In yet another public appearance for the swaggering prosecutor, U.S. Attorney Preet Bharara declared today that his corruption investigations would spur the improvement of a political system that he said had “broken down.”
Mr. Bharara, delivering the keynote address at a Regional Plan Association convention in Manhattan, said his many Albany investigations would force a calcified government to adopt reform–arguing his office’s successful prosecutions even led to the end of member items in state government.
“Prosecution of crime generally is not just an end of itself,” Mr. Bharara told a packed ballroom at the Waldorf Astoria “The point is not just to punish a politician that has broken the law but to help spur the improvement of a political system that has broken down.”
He added: “The problem of corruption in New York is systemic and not merely episodic.”
Mr. Bharara’s office is reportedly investigating State Senator Dean Skelos, the Republican majority leader, and Gov. Andrew Cuomo’s shuttering of an anti-corruption commission. He indicted former Assembly Speaker Sheldon Silver earlier this year on corruption charges, forcing him to step down from his powerful post. A sprawling federal investigation into a bribery scheme hatched during the 2013 mayoral race led to the successful prosecutions of Malcolm Smith, a former state senate majority leader, and Dan Halloran, a former Republican city councilman.

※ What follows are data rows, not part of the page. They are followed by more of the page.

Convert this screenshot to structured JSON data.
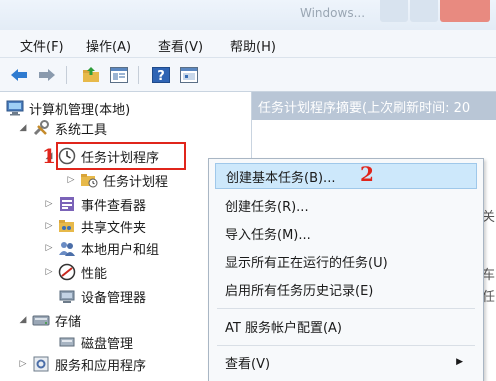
{
  "window": {
    "title": "Windows..."
  },
  "menu": [
    "文件(F)",
    "操作(A)",
    "查看(V)",
    "帮助(H)"
  ],
  "toolbar": {
    "buttons": [
      "back-icon",
      "forward-icon",
      "folder-up-icon",
      "show-hide-tree-icon",
      "help-icon",
      "properties-icon"
    ]
  },
  "tree": {
    "root": "计算机管理(本地)",
    "system_tools": "系统工具",
    "task_scheduler": "任务计划程序",
    "task_scheduler_lib": "任务计划程",
    "event_viewer": "事件查看器",
    "shared_folders": "共享文件夹",
    "local_users": "本地用户和组",
    "performance": "性能",
    "device_manager": "设备管理器",
    "storage": "存储",
    "disk_management": "磁盘管理",
    "services_apps": "服务和应用程序"
  },
  "right_pane": {
    "header": "任务计划程序摘要(上次刷新时间: 20",
    "frag1": "关",
    "frag2": "车",
    "frag3": "任"
  },
  "context_menu": {
    "items": [
      "创建基本任务(B)...",
      "创建任务(R)...",
      "导入任务(M)...",
      "显示所有正在运行的任务(U)",
      "启用所有任务历史记录(E)",
      "AT 服务帐户配置(A)",
      "查看(V)"
    ]
  },
  "annotations": {
    "step1": "1",
    "step2": "2"
  },
  "colors": {
    "annotation_red": "#e0251b",
    "header_bg": "#b9c6d6",
    "highlight": "#cde8fb"
  }
}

But Mr. Bharara, who once warned other state lawmakers to “stay tuned” to more investigations, has been criticized by some legal observers and even judges for his frequent public commentaries. Critics say Mr. Bharara, as a federal prosecutor, should not be opining on public policy–a fellow U.S. attorney, Loretta Lynch, successfully prosecuted elected officials but shunned the speaking circuit. (Ms. Lynch was confirmed yesterday as the new U.S. attorney general, a post Mr. Bharara was reportedly interested in seeking.)
Mr. Bharara again defended himself today, arguing to the crowd that raising the public’s awareness of corruption is part of his job.
“So whether it’s gang violence or cyber crime or national security or drug trafficking or a prescription pill epidemic or fraud on Wall Street, it’s fundamentally important to talk about those issues so that … we are not just focusing on prosecuting crime but also preventing and deterring and raising public awareness is a central part of that responsibility,” he said.
In order to transform a corrupt political culture, “there needs to be public awareness,” Mr. Bharara continued. “Without public awareness, there is no focus. Without public awareness, there is no resolve. Without public awareness, things tend to never change.”
His crusade to “clean up government” is particularly essential because Albany has so much power over local municipalities, including New York City, he contended. With less federal help than there used to be, a more honest, efficient and incorruptible state government is needed more than ever, Mr. Bharara said.
“What happens in Albany is important, what transpires there is important. Even state legislators, believe it or not, are important,” he said to some laughter. “We need a state government that is willing to and capable of tackling the pressing public policy challenges of our time.”
Mr. Bharara was not shy about touting the political scalps he’s racked up. Using the example of his office winning a corruption conviction of former Bronx Assemblyman Eric Stevenson, Mr. Bharara said he began to question just how much legislation had been for sale in Albany.
“How many past bills were born of bribery?” he asked.
This story has been updated to reflect that Mr. Bharara is investigating Mr. Cuomo’s handling of an anti-corruption commission, not Mr. Cuomo himself.